• **What you are asked to do**
When the string "title" is part of a line below, that line should be copied.

• **Dataset excerpts**
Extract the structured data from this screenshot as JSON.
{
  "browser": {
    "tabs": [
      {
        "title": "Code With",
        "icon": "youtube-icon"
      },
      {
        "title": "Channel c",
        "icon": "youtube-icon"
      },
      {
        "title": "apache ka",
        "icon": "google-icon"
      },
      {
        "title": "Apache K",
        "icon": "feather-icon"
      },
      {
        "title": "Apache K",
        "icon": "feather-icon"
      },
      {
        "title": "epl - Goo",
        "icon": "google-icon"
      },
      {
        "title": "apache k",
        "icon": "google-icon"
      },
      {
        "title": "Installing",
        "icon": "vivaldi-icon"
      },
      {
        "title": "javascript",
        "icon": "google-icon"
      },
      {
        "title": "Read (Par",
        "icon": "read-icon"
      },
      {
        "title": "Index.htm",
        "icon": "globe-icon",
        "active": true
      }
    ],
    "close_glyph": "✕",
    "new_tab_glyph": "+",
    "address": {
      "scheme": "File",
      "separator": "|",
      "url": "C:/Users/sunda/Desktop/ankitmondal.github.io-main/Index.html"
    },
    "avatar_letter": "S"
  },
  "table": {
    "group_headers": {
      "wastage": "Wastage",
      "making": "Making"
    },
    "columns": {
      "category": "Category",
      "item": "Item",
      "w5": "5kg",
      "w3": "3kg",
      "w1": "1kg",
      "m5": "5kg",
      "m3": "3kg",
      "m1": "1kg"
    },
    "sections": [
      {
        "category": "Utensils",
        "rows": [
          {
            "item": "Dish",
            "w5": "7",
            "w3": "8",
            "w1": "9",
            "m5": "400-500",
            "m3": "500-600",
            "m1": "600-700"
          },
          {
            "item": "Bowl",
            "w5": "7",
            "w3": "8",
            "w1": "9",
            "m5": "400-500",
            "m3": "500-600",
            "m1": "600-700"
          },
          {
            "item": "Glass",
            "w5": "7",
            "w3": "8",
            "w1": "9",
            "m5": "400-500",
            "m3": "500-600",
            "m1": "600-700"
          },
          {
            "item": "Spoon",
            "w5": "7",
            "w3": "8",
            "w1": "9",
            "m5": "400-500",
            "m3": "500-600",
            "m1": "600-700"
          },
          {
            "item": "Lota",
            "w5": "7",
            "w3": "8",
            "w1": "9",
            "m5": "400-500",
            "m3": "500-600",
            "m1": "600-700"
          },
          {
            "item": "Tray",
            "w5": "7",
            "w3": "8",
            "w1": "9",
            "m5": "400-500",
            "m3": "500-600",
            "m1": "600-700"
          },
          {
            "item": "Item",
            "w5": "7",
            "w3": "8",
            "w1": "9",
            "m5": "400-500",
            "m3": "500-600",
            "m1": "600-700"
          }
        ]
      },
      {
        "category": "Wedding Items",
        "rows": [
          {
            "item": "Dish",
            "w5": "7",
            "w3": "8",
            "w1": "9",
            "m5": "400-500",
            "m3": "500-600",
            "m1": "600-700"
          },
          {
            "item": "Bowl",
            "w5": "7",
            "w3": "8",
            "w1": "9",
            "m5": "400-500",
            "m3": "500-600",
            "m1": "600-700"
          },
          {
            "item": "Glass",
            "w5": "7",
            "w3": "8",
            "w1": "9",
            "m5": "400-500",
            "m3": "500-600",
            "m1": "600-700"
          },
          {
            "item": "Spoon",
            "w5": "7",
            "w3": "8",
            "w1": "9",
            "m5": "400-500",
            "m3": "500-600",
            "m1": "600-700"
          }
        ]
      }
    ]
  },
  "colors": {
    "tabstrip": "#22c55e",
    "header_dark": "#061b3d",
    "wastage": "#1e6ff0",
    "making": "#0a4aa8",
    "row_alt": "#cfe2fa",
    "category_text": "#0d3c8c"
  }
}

• **Answer area**
        "title": "Code With",
        "title": "Channel c",
        "title": "apache ka",
        "title": "Apache K",
        "title": "Apache K",
        "title": "epl - Goo",
        "title": "apache k",
        "title": "Installing",
        "title": "javascript",
        "title": "Read (Par",
        "title": "Index.htm",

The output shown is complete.